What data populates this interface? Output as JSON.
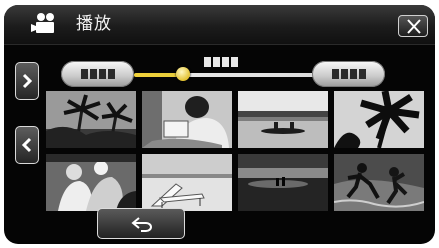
{
  "header": {
    "title": "播放",
    "mode_icon": "movie-camera-icon",
    "close_icon": "close-icon"
  },
  "timeline": {
    "prev_date_icon": "prev-date-button",
    "next_date_icon": "next-date-button",
    "selected_position": 0.28
  },
  "navigation": {
    "next_page_icon": "chevron-right-icon",
    "prev_page_icon": "chevron-left-icon",
    "back_icon": "return-arrow-icon"
  },
  "thumbnails": [
    {
      "scene": "palm-trees"
    },
    {
      "scene": "woman-reading"
    },
    {
      "scene": "canoe-on-water"
    },
    {
      "scene": "palm-leaves"
    },
    {
      "scene": "people-crowd"
    },
    {
      "scene": "beach-chair"
    },
    {
      "scene": "sunset-couple"
    },
    {
      "scene": "running-at-beach"
    }
  ],
  "colors": {
    "accent": "#e6cc3b",
    "background": "#050505",
    "button_border": "#d9d9d9"
  }
}
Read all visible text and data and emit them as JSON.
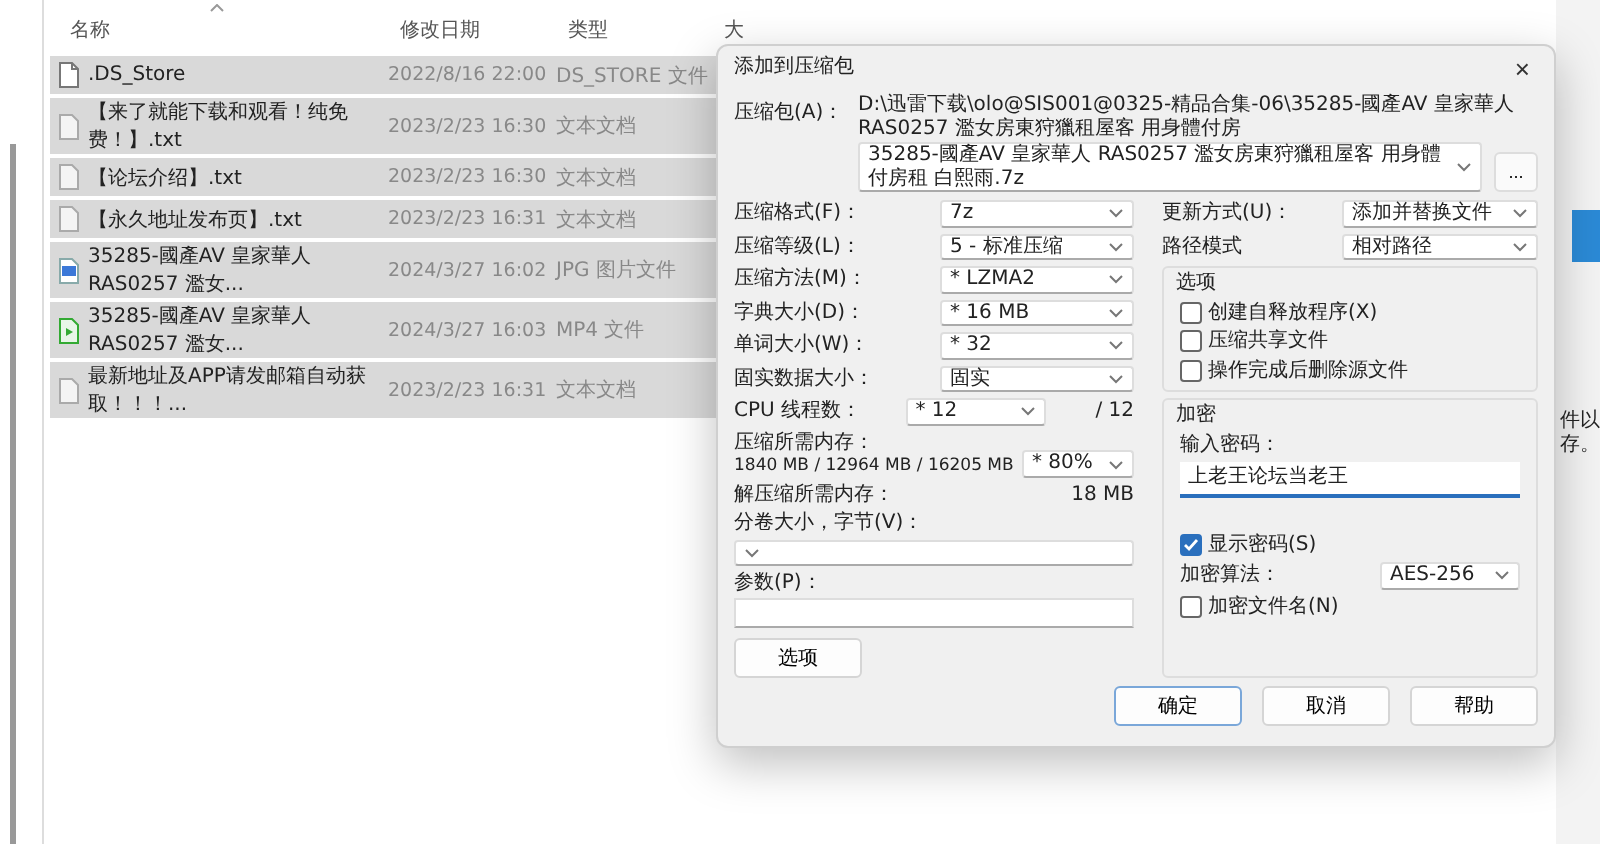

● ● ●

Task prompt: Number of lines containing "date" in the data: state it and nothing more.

Solution: 2